Purposes of the State: Creation and Maintenance of Law, and Management of the General Interest
The order of the State is, first of all, legal order, order based on law, and therefore one of the functions of government is the constant creation of order by law, the creation and maintenance of legal order. The purposes attributed to the State can be specified in two: one legal, creation and maintenance of Law; and another social, of management of all the general interests for whose service the State exists. This second is also legal insofar as it develops within the framework of law, but its purpose is not law, rather it uses law as a mean to the goal of managing the general social interests of the people that the State serves.
The legal purpose of the State is the creation and maintenance of law. For this, the State raises essential functions, such as the legislative one: definition of the law in the creation and promulgation of laws, which determines in each specific case what proceeds in Law, ensuring its exact maintenance.
In a third function, the executive power of the government in the strict sense intervenes in the execution and realization of the Law. Such, for example, is the case of internal security and police and public order services. The State manages matters of general interest, which constitutes an increasingly important specific function of the State; since if through the legislation the will of the State manifests itself in the laws, this will needs to be acted upon, executed. It is not enough to create the norm, but it is necessary to enforce it.
Separation of Powers at Origin
And it is not enough that there is a division of functions, as there is in Spain, but there must be separation of powers at origin, so that they confront each other, and control and correct their possible excesses. From this confrontation between powers, the one who benefits is Democracy.
If a country and a citizenry with such a political class and parasitic castes that exhaust it and hinder it in its passage to the next level, it has been able to achieve what it has achieved... let's imagine what could be achieved if it got rid of such leeches. .. which will do everything in their power to, for their own infamous benefit, continue hijacking the true progress and evolution of Spanish society in order to continue draining it. Everything must start with an in-depth reform of the educational system , articulated around the promotion of critical thinking.

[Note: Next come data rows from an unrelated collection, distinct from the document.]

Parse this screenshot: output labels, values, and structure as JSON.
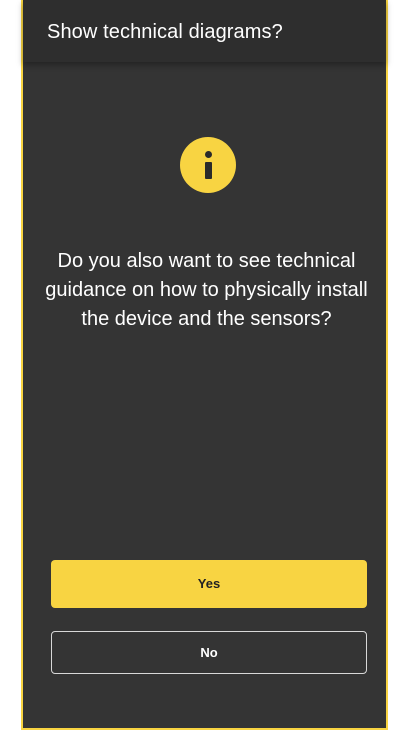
{
  "dialog": {
    "title": "Show technical diagrams?",
    "icon": "info-icon",
    "message": "Do you also want to see technical guidance on how to physically install the device and the sensors?",
    "yes_label": "Yes",
    "no_label": "No"
  },
  "colors": {
    "accent": "#f8d442",
    "background": "#343434",
    "header": "#2e2e2e",
    "text": "#ffffff"
  }
}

Enough already of educational structures that plunge the people into ignorance, preventing them from being masters of their own destiny.
[Source: Vv.Aa. (1978). The power. In Maravillas del Saber. Consultor Didáctico (Tome VIII, pp. 29-31). Milan, Italy: Editrice Europea di Cultura]